If you could pick an object that encapsulated the evolution of the typewriter from, say, the electromechanical era to the electronic, it might be something like this …

A Roytype ribbon cassette which allows an old style spooled ribbon to be used in an electronic wedge.

It seems the plastic sleeve is only used as an applicator to mount the spooled ribbon onto the ribbon mechanism …

Ink ribbons and ink cartridges are all very well, but this second object might be even more evolutionary

A Silver Reed Gothic Mini 15 (clip-on) daisy wheel.

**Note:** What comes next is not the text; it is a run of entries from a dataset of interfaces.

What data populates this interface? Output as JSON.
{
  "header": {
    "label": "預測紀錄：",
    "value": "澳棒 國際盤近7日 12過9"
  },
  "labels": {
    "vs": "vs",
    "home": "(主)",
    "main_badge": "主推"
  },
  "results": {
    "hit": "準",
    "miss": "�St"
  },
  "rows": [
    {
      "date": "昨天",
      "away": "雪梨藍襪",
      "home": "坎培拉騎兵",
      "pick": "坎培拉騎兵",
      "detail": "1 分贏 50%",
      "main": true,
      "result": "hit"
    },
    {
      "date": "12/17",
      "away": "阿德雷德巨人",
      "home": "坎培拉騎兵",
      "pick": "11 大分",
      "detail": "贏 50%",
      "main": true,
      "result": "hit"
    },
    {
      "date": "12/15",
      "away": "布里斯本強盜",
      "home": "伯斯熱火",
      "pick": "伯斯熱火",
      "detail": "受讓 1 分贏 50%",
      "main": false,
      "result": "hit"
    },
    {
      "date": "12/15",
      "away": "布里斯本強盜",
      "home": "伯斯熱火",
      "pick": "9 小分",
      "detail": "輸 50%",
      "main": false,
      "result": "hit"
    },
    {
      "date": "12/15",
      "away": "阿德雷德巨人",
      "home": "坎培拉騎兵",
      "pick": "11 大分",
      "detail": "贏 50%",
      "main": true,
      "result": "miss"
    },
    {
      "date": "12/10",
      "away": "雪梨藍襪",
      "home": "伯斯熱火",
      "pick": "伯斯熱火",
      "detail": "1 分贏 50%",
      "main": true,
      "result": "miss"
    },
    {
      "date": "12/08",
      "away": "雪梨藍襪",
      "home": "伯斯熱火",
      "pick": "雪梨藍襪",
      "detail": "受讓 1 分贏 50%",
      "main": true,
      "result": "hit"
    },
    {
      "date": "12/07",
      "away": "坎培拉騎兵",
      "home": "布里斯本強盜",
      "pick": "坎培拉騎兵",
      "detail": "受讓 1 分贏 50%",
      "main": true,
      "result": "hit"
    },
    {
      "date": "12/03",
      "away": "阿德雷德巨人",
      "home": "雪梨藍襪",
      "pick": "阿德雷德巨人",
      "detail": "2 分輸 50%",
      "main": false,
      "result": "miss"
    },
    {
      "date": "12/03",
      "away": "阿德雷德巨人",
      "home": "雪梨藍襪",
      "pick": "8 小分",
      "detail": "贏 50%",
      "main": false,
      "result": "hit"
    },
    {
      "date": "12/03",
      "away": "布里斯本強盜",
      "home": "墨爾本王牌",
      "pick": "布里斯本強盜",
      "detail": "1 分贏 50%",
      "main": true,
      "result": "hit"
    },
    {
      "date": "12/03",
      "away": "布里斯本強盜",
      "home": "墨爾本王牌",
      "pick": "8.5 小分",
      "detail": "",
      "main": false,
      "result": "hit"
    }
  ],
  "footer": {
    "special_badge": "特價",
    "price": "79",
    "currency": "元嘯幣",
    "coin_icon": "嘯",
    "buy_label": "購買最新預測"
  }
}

Note how the cap and the spring mechanism closely resembles those used on IBM Selectric golf balls …

These wheels are referred to in the Raro Plastics Rarotype print wheel compatibility guide.

Oddly, Raro Plastics appear to have omitted a heading for Silver Reed, but the following sub headings and series are identifiable as Silver Reed:

  • All EX-Series models (Clip-on printwheel)
  • EZ Series (Cartridge Wheel)

Until I finally got my hands on an instruction guide, I hadn’t realised that the Silver Reed EX 42 compact electronic typewriter I own takes a clip-on wheel (which shows how little time I’ve had to play with it).